**Try it:** Sift the listing for lines that hold the string "Found" and pull them out.

+ + + +

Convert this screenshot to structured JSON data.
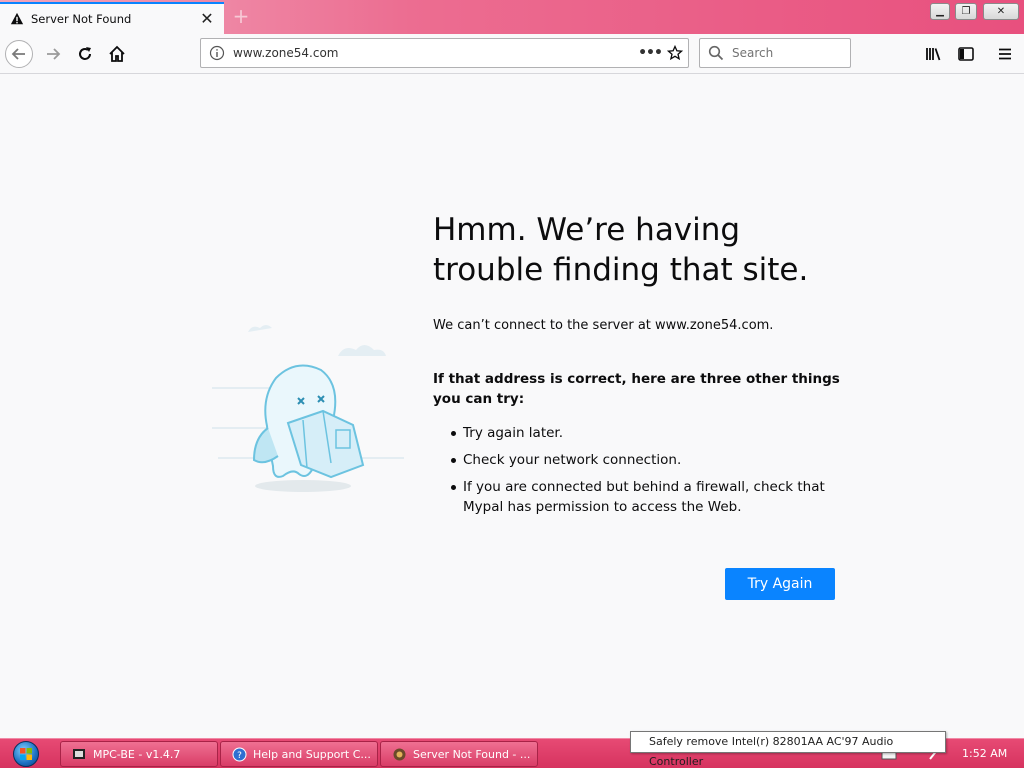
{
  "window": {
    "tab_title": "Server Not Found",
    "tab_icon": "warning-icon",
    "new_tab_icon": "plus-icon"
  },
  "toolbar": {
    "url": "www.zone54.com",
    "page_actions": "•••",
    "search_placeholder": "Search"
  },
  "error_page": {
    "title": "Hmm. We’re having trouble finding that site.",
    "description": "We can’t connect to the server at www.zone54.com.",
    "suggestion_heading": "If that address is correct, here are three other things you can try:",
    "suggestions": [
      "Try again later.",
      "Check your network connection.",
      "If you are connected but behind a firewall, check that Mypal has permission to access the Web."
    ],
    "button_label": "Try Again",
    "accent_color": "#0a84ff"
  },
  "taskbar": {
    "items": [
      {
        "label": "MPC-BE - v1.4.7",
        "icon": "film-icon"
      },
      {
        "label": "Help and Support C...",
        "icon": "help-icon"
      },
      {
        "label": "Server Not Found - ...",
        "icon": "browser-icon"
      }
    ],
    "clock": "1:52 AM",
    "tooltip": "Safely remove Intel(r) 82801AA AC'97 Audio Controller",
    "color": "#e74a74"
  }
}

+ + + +

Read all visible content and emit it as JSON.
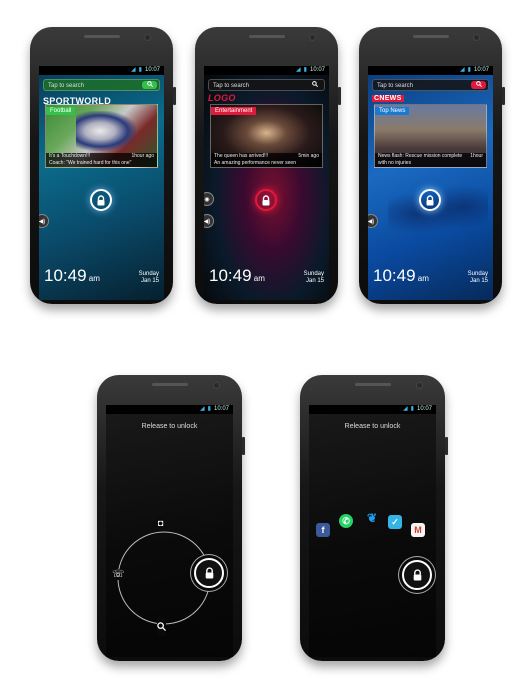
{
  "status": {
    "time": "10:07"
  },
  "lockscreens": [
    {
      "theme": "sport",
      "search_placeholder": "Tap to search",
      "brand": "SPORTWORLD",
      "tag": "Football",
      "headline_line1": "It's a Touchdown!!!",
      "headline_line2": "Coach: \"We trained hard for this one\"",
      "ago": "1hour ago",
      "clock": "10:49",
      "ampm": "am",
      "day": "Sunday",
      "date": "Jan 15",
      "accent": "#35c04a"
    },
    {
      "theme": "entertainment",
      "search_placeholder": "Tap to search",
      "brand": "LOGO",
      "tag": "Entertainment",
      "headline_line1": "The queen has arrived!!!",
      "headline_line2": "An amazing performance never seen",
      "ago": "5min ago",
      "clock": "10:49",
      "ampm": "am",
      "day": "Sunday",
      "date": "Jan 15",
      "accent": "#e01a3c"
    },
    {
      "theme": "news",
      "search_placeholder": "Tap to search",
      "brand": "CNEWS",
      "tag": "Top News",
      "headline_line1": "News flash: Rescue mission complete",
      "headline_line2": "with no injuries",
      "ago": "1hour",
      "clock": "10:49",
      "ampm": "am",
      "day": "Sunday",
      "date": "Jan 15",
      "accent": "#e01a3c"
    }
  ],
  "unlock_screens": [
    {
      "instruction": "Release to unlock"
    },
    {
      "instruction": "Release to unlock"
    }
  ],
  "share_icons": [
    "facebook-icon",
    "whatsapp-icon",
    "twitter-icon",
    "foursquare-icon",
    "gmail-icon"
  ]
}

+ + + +

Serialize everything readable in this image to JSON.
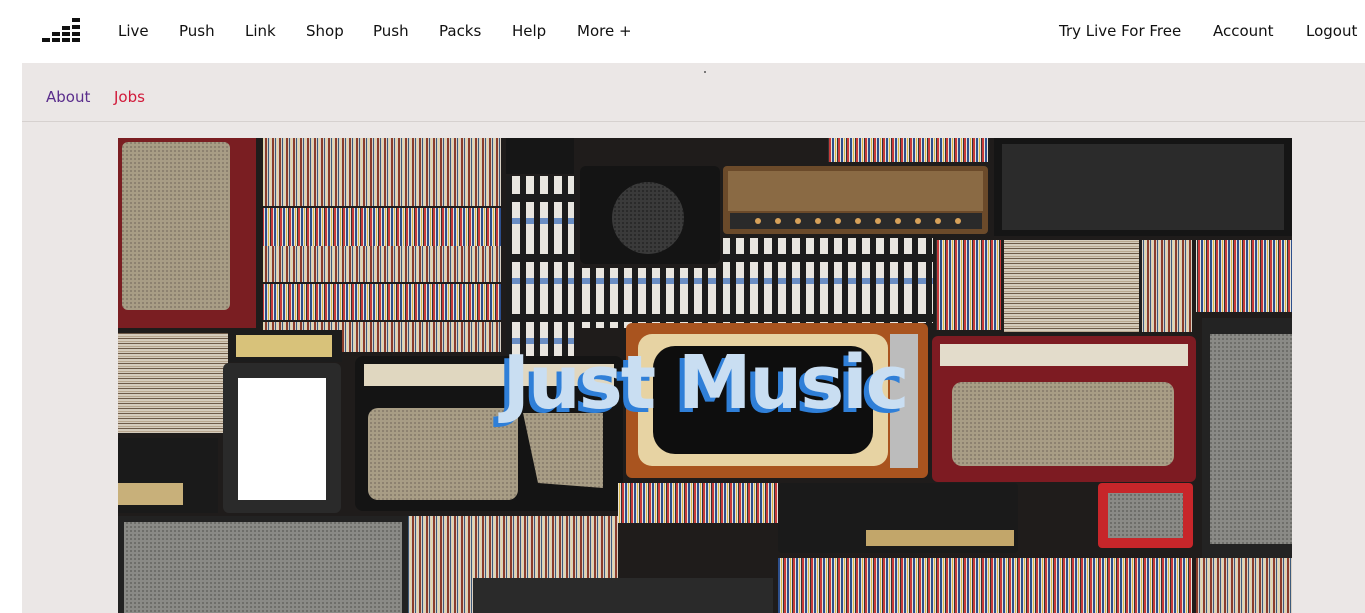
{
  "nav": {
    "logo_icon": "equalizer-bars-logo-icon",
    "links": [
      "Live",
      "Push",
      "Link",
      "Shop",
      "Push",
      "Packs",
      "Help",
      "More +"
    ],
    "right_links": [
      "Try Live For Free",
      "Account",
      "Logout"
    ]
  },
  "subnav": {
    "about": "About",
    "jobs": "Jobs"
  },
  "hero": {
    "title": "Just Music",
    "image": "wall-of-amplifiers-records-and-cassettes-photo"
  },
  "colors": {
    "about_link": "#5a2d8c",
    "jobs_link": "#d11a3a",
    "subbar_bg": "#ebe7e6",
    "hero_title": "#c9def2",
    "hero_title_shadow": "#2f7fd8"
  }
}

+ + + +

**Solution for this exercise:**
    "tab_title": "Server Not Found",
        "label": "Server Not Found - ...",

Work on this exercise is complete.